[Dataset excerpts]
_ _ _
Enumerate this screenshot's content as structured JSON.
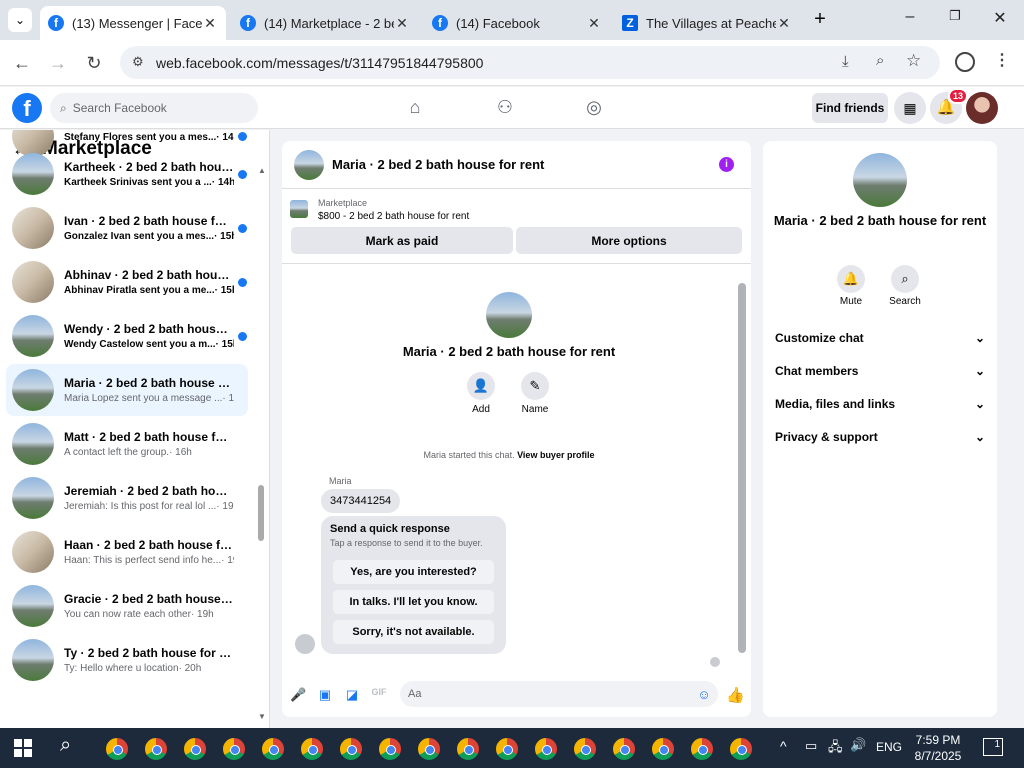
{
  "browser": {
    "tabs": [
      {
        "title": "(13) Messenger | Facebook",
        "active": true
      },
      {
        "title": "(14) Marketplace - 2 bed",
        "active": false
      },
      {
        "title": "(14) Facebook",
        "active": false
      },
      {
        "title": "The Villages at Peachers",
        "active": false
      }
    ],
    "url": "web.facebook.com/messages/t/31147951844795800"
  },
  "fb_header": {
    "search_placeholder": "Search Facebook",
    "find_friends": "Find friends",
    "notification_count": "13"
  },
  "sidebar": {
    "title": "Marketplace",
    "conversations": [
      {
        "title": "",
        "preview": "Stefany Flores sent you a mes...",
        "time": "· 14h",
        "unread": true
      },
      {
        "title": "Kartheek · 2 bed 2 bath house...",
        "preview": "Kartheek Srinivas sent you a ...",
        "time": "· 14h",
        "unread": true
      },
      {
        "title": "Ivan · 2 bed 2 bath house for ...",
        "preview": "Gonzalez Ivan sent you a mes...",
        "time": "· 15h",
        "unread": true
      },
      {
        "title": "Abhinav · 2 bed 2 bath house ...",
        "preview": "Abhinav Piratla sent you a me...",
        "time": "· 15h",
        "unread": true
      },
      {
        "title": "Wendy · 2 bed 2 bath house f...",
        "preview": "Wendy Castelow sent you a m...",
        "time": "· 15h",
        "unread": true
      },
      {
        "title": "Maria · 2 bed 2 bath house for r...",
        "preview": "Maria Lopez sent you a message ...",
        "time": "· 15h",
        "unread": false
      },
      {
        "title": "Matt · 2 bed 2 bath house for r...",
        "preview": "A contact left the group.",
        "time": "· 16h",
        "unread": false
      },
      {
        "title": "Jeremiah · 2 bed 2 bath house f...",
        "preview": "Jeremiah: Is this post for real lol ...",
        "time": "· 19h",
        "unread": false
      },
      {
        "title": "Haan · 2 bed 2 bath house for r...",
        "preview": "Haan: This is perfect send info he...",
        "time": "· 19h",
        "unread": false
      },
      {
        "title": "Gracie · 2 bed 2 bath house for ...",
        "preview": "You can now rate each other",
        "time": "· 19h",
        "unread": false
      },
      {
        "title": "Ty · 2 bed 2 bath house for rent",
        "preview": "Ty: Hello where u location",
        "time": "· 20h",
        "unread": false
      }
    ]
  },
  "chat": {
    "header_title": "Maria · 2 bed 2 bath house for rent",
    "marketplace_label": "Marketplace",
    "listing": "$800 - 2 bed 2 bath house for rent",
    "mark_paid": "Mark as paid",
    "more_options": "More options",
    "intro_name": "Maria · 2 bed 2 bath house for rent",
    "add_label": "Add",
    "name_label": "Name",
    "started_text": "Maria started this chat.",
    "view_buyer": "View buyer profile",
    "sender": "Maria",
    "message": "3473441254",
    "quick_title": "Send a quick response",
    "quick_sub": "Tap a response to send it to the buyer.",
    "quick_responses": [
      "Yes, are you interested?",
      "In talks. I'll let you know.",
      "Sorry, it's not available."
    ],
    "input_placeholder": "Aa"
  },
  "info": {
    "title": "Maria · 2 bed 2 bath house for rent",
    "mute": "Mute",
    "search": "Search",
    "sections": [
      "Customize chat",
      "Chat members",
      "Media, files and links",
      "Privacy & support"
    ]
  },
  "taskbar": {
    "lang": "ENG",
    "time": "7:59 PM",
    "date": "8/7/2025",
    "notif": "1"
  }
}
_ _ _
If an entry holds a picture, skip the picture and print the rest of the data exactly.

● Exercise output
Enumerate this screenshot's content as structured JSON.
{
  "browser": {
    "tabs": [
      {
        "title": "(13) Messenger | Facebook",
        "active": true
      },
      {
        "title": "(14) Marketplace - 2 bed",
        "active": false
      },
      {
        "title": "(14) Facebook",
        "active": false
      },
      {
        "title": "The Villages at Peachers",
        "active": false
      }
    ],
    "url": "web.facebook.com/messages/t/31147951844795800"
  },
  "fb_header": {
    "search_placeholder": "Search Facebook",
    "find_friends": "Find friends",
    "notification_count": "13"
  },
  "sidebar": {
    "title": "Marketplace",
    "conversations": [
      {
        "title": "",
        "preview": "Stefany Flores sent you a mes...",
        "time": "· 14h",
        "unread": true
      },
      {
        "title": "Kartheek · 2 bed 2 bath house...",
        "preview": "Kartheek Srinivas sent you a ...",
        "time": "· 14h",
        "unread": true
      },
      {
        "title": "Ivan · 2 bed 2 bath house for ...",
        "preview": "Gonzalez Ivan sent you a mes...",
        "time": "· 15h",
        "unread": true
      },
      {
        "title": "Abhinav · 2 bed 2 bath house ...",
        "preview": "Abhinav Piratla sent you a me...",
        "time": "· 15h",
        "unread": true
      },
      {
        "title": "Wendy · 2 bed 2 bath house f...",
        "preview": "Wendy Castelow sent you a m...",
        "time": "· 15h",
        "unread": true
      },
      {
        "title": "Maria · 2 bed 2 bath house for r...",
        "preview": "Maria Lopez sent you a message ...",
        "time": "· 15h",
        "unread": false
      },
      {
        "title": "Matt · 2 bed 2 bath house for r...",
        "preview": "A contact left the group.",
        "time": "· 16h",
        "unread": false
      },
      {
        "title": "Jeremiah · 2 bed 2 bath house f...",
        "preview": "Jeremiah: Is this post for real lol ...",
        "time": "· 19h",
        "unread": false
      },
      {
        "title": "Haan · 2 bed 2 bath house for r...",
        "preview": "Haan: This is perfect send info he...",
        "time": "· 19h",
        "unread": false
      },
      {
        "title": "Gracie · 2 bed 2 bath house for ...",
        "preview": "You can now rate each other",
        "time": "· 19h",
        "unread": false
      },
      {
        "title": "Ty · 2 bed 2 bath house for rent",
        "preview": "Ty: Hello where u location",
        "time": "· 20h",
        "unread": false
      }
    ]
  },
  "chat": {
    "header_title": "Maria · 2 bed 2 bath house for rent",
    "marketplace_label": "Marketplace",
    "listing": "$800 - 2 bed 2 bath house for rent",
    "mark_paid": "Mark as paid",
    "more_options": "More options",
    "intro_name": "Maria · 2 bed 2 bath house for rent",
    "add_label": "Add",
    "name_label": "Name",
    "started_text": "Maria started this chat.",
    "view_buyer": "View buyer profile",
    "sender": "Maria",
    "message": "3473441254",
    "quick_title": "Send a quick response",
    "quick_sub": "Tap a response to send it to the buyer.",
    "quick_responses": [
      "Yes, are you interested?",
      "In talks. I'll let you know.",
      "Sorry, it's not available."
    ],
    "input_placeholder": "Aa"
  },
  "info": {
    "title": "Maria · 2 bed 2 bath house for rent",
    "mute": "Mute",
    "search": "Search",
    "sections": [
      "Customize chat",
      "Chat members",
      "Media, files and links",
      "Privacy & support"
    ]
  },
  "taskbar": {
    "lang": "ENG",
    "time": "7:59 PM",
    "date": "8/7/2025",
    "notif": "1"
  }
}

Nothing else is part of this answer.